Primary fencing, typically 18 feet high with steel bollards or pickets to impede pedestrians and vehicles.

Secondary fencing, typically 15 feet high and constructed with horizontal rails in the form of steel tubes and fence fabric that is either mesh or perforated metal sheeting.

Read the complete story at CALmatters.

Trump’s Definition of Deportable Called Broad and Vague

By Elena Shore, New America Media

One of President Trump’s executive orders on immigration dramatically expanded priorities that determine who can be deported. Immigrant rights advocates and attorneys say that under the expanded definition, nearly any undocumented immigrant could be considered a target.

This “reprioritization — non-prioritization really” — of who is deportable is “one of the most troubling aspects of Trump’s executive order on interior enforcement,” according to Melissa Keaney, staff attorney at the National Immigration Law Center.

Read the complete story at New America Media. 

Supreme Court Pick: What’s at Stake for California?

By Scott Shafer, KQED News Fix/The California Report

California’s U.S. senators are weighing in on President Donald Trump’s nomination of Colorado Judge Neil Gorsuch for the U.S. Supreme Court with cautious concern.

Shortly after the nomination was announced, Sen. Kamala Harris tweeted that she was “troubled” by the choice. Sen. Dianne Feinstein, who serves on the Judiciary Committee that will first consider the nomination, was more circumspect, suggesting she would take her time evaluating the nominee.

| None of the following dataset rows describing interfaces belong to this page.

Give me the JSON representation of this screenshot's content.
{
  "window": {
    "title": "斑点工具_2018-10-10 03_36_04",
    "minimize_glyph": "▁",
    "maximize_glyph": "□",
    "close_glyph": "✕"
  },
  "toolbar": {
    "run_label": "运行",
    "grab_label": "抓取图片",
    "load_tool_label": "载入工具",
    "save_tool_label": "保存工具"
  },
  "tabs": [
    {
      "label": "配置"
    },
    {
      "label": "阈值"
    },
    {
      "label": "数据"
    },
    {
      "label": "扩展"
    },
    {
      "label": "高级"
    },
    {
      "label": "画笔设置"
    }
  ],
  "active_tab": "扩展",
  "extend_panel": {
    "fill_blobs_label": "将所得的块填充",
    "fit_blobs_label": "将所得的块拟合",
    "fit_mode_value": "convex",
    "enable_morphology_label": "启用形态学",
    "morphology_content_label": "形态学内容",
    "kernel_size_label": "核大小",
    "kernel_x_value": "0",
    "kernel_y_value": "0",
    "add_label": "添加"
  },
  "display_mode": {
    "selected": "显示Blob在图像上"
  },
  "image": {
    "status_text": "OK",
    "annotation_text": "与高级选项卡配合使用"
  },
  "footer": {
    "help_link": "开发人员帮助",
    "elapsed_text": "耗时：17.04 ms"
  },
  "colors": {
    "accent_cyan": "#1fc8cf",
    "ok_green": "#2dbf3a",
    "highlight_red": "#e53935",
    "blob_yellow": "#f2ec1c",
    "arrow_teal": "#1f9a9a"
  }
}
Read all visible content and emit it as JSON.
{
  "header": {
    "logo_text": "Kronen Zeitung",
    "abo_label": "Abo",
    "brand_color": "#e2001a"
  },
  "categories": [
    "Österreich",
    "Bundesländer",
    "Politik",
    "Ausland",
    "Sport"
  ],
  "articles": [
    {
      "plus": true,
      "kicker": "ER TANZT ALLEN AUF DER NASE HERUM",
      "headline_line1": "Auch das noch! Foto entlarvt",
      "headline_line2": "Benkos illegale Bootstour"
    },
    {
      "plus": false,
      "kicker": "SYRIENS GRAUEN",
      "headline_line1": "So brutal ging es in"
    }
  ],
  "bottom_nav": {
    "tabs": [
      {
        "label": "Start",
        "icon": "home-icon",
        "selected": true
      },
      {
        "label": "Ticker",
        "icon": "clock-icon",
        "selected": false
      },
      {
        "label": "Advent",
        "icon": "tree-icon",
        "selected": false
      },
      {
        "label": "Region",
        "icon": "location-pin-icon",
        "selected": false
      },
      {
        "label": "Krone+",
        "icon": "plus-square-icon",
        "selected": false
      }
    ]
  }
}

Read the complete story at KQED News Fix/The California Report.

Trump vs. California: Is Xavier Becerra About to Face a Conflict He Can't Resolve?

By Laurel Rosenhall, CALmatters

In the 1970s, an ethnically diverse high school in Sacramento sought to quell tensions by training a mix of specially selected students how to resolve conflicts. Among the chosen was a son of Mexican immigrants named Xavier Becerra — a teenager who excelled academically, spent lunch hours playing poker and seemed to possess a knack for defusing fights.

Forty years later, an ethnically diverse state — anticipating a new wave of conflict with the federal government — has turned to Becerra as well. This time, the goal is not so much to avoid conflicts as to make sure they are resolved in California’s favor.

Read the complete story at CALmatters.

Is Air Quality in the Bay Area Getting Worse?

By Matt Beagle, KQED News Fix

Jenny Wread is one of several KQED listeners who wanted to know more about air quality in the Bay Area.

Last summer, she was commuting regularly between Marin and the East Bay and noticed a lot of smog.

So she contacted Bay Curious, and we met up for a stroll in Berkeley recently.

Read the complete story at KQED News Fix.

Questions, Resistance Greet Trump’s Immigration Orders in California

By Marisa Lagos, KQED News/The California Report

President Donald Trump signed two executive orders Wednesday dealing with immigration policy — including one that seeks to strip federal funding from “sanctuary jurisdictions.”

“Sanctuary jurisdictions across the United States willfully violate federal law in an attempt to shield aliens from removal of the United States,” he wrote in the order. “These jurisdictions have caused immeasurable harm to the American people and to the very fabric of our republic.”

Read the complete story at KQED News/The California Report.